• [Instructions for the task]:
Each line of the entries that mentions the string "Shipping" needs to be reported.

• [Input data]:

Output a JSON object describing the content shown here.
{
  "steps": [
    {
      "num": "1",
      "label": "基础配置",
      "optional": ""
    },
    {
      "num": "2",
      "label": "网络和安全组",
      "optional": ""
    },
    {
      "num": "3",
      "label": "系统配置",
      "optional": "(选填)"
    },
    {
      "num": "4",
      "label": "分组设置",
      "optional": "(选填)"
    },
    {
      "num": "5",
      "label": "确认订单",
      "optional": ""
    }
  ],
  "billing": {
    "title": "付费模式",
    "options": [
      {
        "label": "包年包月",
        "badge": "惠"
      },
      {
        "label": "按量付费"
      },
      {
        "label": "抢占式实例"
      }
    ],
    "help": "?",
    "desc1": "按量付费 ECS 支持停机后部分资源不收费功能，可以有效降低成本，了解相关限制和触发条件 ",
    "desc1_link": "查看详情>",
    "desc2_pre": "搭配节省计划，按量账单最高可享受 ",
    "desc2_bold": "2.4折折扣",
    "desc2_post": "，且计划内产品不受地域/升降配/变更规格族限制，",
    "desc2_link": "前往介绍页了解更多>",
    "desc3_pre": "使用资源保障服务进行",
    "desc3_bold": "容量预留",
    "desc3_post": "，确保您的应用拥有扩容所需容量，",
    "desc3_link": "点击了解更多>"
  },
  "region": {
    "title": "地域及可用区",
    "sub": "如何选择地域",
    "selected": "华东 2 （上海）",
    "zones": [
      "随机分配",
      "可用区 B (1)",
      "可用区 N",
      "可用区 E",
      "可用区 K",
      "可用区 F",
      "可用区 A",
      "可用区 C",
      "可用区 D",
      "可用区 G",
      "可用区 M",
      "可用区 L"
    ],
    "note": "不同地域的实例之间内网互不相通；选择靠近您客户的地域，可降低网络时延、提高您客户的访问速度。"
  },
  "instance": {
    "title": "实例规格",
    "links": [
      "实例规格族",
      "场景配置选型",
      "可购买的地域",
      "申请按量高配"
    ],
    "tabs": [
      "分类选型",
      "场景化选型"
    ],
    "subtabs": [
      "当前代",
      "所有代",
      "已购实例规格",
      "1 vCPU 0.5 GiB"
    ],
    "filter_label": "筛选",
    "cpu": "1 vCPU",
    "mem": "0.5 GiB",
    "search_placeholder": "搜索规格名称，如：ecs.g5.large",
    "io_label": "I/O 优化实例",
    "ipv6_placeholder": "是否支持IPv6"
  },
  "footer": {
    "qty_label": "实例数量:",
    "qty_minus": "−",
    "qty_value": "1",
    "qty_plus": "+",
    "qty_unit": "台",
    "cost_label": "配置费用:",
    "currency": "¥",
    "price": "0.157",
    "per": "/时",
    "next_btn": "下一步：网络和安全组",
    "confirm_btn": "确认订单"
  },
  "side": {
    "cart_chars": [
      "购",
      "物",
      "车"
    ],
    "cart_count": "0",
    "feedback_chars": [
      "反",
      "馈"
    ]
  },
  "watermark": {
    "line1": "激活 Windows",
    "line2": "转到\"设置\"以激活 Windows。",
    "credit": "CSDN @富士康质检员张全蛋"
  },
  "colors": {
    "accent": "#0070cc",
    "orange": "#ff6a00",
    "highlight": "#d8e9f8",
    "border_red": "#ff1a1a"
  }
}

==

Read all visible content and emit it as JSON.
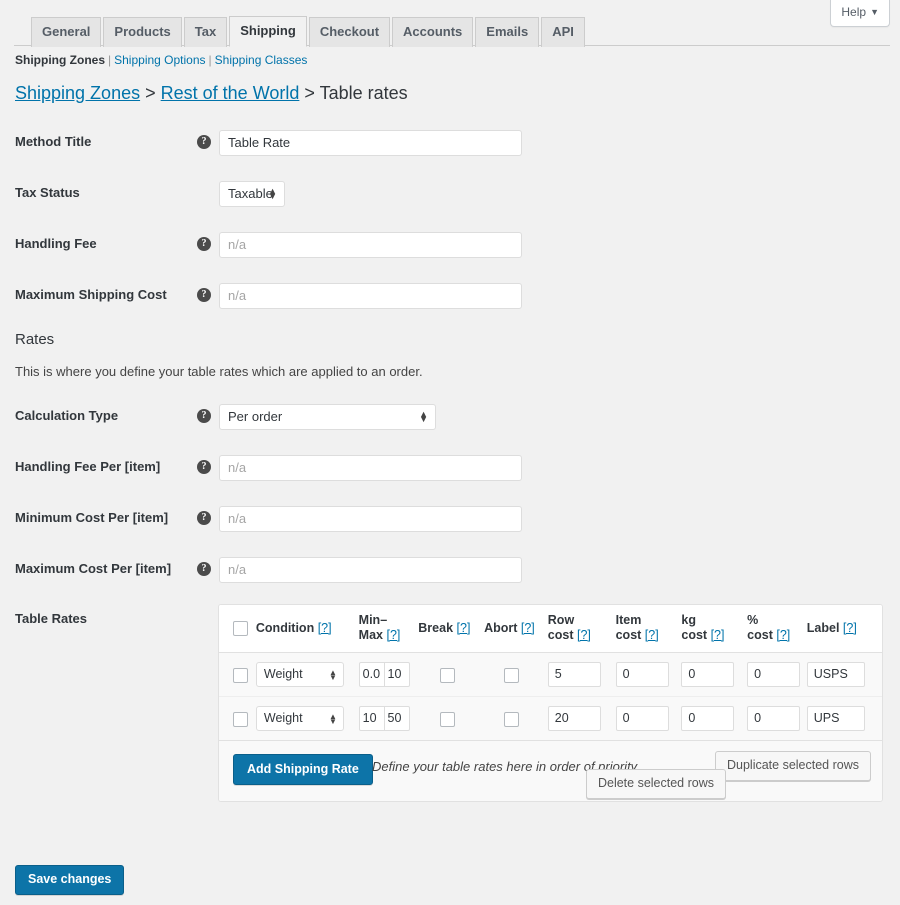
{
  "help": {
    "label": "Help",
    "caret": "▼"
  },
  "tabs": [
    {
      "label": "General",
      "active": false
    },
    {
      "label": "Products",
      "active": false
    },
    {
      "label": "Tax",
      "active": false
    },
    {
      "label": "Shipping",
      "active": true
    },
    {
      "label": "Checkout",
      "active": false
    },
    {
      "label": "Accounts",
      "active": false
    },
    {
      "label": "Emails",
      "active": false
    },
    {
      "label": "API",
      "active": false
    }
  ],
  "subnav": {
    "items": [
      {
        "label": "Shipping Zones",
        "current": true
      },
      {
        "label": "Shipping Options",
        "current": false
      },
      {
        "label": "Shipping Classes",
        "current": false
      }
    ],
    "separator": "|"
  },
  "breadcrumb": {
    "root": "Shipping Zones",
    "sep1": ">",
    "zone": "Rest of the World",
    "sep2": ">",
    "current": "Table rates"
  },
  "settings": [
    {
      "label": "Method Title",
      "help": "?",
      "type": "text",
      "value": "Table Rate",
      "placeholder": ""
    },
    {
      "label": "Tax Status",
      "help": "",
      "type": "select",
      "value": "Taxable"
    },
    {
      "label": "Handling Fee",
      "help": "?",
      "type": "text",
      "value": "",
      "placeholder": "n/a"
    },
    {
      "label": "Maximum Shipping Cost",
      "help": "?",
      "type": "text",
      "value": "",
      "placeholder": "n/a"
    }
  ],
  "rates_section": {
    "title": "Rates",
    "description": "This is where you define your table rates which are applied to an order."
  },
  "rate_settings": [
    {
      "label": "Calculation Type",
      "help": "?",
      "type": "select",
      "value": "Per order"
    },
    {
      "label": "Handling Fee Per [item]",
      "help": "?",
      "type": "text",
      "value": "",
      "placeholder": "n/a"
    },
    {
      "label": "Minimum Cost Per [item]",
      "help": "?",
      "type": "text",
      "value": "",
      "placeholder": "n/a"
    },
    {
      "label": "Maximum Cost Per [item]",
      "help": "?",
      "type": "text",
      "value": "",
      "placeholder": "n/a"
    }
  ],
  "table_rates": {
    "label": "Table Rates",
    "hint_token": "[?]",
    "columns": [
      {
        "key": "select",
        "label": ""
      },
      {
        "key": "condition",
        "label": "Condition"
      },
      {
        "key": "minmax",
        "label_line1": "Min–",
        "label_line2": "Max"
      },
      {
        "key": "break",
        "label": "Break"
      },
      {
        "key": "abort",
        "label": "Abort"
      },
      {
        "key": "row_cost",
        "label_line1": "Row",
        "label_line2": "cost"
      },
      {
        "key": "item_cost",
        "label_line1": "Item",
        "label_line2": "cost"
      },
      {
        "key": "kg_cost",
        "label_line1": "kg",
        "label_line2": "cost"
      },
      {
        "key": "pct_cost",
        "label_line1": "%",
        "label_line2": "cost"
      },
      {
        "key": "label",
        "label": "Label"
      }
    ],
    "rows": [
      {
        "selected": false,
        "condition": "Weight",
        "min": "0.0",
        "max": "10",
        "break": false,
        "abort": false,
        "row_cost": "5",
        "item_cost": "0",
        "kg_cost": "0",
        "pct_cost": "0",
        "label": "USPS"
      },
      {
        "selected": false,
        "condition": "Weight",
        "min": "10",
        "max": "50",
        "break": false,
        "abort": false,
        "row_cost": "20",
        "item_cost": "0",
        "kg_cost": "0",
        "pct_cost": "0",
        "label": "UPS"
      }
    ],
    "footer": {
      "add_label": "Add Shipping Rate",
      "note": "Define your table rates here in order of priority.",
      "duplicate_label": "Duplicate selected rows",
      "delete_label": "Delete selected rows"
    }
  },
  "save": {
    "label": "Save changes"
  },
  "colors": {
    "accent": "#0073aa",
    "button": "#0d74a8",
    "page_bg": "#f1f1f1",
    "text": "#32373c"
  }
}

• [Expected answer]:
      "label": "Shipping",
        "label": "Shipping Zones",
        "label": "Shipping Options",
        "label": "Shipping Classes",
    "root": "Shipping Zones",
      "label": "Maximum Shipping Cost",
      "add_label": "Add Shipping Rate",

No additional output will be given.